--- DATA RECORDS ---

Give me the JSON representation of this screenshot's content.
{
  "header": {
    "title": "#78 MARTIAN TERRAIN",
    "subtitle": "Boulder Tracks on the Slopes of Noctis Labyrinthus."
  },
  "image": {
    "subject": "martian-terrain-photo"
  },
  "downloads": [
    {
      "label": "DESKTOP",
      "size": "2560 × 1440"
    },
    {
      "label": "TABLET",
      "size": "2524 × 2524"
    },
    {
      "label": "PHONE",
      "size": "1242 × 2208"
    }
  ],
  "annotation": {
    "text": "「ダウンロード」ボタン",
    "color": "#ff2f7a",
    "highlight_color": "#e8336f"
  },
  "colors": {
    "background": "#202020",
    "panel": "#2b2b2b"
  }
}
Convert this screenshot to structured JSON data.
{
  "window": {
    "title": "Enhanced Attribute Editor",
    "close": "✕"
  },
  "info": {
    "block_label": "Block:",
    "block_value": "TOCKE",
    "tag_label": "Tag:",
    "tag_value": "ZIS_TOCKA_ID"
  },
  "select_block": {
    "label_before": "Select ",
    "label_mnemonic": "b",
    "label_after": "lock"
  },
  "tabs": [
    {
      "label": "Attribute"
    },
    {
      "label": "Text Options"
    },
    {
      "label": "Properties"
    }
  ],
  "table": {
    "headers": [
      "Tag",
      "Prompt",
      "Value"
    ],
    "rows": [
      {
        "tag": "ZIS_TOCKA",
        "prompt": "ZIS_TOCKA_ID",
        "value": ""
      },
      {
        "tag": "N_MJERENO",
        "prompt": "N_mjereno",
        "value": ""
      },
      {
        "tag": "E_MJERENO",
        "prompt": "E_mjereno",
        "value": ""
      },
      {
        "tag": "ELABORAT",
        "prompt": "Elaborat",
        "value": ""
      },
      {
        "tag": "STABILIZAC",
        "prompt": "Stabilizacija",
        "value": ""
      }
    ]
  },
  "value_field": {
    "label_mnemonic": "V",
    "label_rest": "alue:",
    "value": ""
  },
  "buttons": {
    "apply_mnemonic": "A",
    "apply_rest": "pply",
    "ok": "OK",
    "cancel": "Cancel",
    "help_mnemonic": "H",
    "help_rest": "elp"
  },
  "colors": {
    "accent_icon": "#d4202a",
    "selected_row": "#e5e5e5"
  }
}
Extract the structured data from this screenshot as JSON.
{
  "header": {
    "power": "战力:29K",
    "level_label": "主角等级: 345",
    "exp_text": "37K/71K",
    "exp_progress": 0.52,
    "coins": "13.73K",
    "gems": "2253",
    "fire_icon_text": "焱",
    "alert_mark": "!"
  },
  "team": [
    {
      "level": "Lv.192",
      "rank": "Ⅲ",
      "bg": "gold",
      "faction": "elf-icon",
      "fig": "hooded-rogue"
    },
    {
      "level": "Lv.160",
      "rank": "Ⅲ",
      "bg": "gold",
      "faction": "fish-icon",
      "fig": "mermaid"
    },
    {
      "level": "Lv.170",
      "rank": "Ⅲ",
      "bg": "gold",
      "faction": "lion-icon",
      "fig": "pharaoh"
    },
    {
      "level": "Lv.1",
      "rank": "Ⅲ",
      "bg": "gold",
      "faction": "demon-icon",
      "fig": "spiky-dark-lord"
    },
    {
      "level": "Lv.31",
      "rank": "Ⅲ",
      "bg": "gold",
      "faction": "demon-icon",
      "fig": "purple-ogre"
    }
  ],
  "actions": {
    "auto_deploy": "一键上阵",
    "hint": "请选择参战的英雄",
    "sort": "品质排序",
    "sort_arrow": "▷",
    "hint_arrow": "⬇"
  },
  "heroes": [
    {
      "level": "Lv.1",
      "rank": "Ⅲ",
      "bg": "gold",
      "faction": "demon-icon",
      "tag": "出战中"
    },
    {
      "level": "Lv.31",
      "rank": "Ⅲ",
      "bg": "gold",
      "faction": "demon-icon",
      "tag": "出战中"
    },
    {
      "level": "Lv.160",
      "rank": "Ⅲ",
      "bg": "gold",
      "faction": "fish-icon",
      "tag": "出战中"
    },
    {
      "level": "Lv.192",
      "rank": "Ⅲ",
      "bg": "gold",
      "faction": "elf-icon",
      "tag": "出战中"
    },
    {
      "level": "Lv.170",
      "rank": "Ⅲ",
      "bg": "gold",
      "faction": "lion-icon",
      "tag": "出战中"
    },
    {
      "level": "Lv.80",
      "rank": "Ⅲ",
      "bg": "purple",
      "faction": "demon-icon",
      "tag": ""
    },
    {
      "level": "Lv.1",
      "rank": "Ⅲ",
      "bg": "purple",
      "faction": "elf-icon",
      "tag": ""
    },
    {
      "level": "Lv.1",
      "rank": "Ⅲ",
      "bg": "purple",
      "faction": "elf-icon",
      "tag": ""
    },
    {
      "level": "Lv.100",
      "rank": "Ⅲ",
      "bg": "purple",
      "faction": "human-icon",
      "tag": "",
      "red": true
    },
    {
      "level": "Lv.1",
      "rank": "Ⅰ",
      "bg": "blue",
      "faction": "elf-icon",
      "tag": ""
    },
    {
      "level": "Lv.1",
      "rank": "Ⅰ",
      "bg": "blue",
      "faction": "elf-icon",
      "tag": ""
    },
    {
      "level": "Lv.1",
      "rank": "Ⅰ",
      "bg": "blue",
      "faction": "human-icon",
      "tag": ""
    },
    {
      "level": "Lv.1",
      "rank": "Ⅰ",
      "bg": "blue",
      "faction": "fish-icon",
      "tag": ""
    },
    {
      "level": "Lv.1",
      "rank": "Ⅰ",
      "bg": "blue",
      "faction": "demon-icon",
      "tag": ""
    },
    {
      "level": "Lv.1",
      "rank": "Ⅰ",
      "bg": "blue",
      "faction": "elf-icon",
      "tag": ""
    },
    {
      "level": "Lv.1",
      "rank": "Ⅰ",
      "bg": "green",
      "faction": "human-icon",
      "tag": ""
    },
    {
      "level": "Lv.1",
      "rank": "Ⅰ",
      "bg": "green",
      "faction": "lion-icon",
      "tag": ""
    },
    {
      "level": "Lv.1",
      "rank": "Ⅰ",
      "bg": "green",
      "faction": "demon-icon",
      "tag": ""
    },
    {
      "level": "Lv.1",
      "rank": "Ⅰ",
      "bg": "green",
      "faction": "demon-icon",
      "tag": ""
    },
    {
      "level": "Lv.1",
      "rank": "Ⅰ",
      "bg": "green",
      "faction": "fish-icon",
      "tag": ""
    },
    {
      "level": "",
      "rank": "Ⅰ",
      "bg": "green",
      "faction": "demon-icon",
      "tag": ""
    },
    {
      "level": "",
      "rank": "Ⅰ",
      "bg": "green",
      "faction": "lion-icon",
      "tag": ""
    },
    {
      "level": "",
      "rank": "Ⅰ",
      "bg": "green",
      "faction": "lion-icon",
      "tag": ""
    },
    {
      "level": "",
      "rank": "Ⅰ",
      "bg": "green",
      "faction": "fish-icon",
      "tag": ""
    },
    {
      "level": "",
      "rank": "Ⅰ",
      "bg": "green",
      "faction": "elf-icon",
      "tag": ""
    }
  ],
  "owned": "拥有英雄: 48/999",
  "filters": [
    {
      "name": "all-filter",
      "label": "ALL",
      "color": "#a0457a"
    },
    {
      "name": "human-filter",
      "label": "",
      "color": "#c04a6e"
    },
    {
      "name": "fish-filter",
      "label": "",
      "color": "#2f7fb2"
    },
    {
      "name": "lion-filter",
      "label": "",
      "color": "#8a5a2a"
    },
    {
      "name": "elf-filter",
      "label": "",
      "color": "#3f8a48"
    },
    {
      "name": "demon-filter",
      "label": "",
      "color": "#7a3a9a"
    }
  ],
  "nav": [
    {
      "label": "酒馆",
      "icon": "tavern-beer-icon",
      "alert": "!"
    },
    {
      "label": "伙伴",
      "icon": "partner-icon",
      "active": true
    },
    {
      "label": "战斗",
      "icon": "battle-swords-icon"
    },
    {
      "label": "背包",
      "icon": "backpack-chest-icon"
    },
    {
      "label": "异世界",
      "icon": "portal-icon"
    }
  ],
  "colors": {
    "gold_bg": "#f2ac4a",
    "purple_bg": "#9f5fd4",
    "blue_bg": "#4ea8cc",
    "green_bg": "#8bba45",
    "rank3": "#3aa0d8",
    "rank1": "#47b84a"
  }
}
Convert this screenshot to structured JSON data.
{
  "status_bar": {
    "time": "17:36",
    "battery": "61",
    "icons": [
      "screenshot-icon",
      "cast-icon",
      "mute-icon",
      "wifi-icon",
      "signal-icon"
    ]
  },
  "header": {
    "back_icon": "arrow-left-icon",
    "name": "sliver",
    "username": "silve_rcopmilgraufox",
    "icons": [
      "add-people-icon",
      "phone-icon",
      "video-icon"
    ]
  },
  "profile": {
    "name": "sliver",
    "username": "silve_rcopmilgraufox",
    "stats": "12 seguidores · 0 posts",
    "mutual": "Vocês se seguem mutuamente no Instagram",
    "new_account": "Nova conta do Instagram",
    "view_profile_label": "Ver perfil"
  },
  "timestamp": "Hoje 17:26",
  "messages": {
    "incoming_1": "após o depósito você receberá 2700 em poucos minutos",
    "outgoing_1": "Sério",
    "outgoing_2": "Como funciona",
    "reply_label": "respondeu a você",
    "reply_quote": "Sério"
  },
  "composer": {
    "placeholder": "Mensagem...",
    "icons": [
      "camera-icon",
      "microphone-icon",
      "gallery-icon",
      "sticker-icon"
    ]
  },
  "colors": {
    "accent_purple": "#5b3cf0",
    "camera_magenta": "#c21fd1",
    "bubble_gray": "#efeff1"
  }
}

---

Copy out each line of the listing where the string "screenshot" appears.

Give me the JSON representation of this screenshot's content.
Convert this screenshot to structured JSON data.
Extract the structured data from this screenshot as JSON.
Convert this screenshot to structured JSON data.
      "screenshot-icon",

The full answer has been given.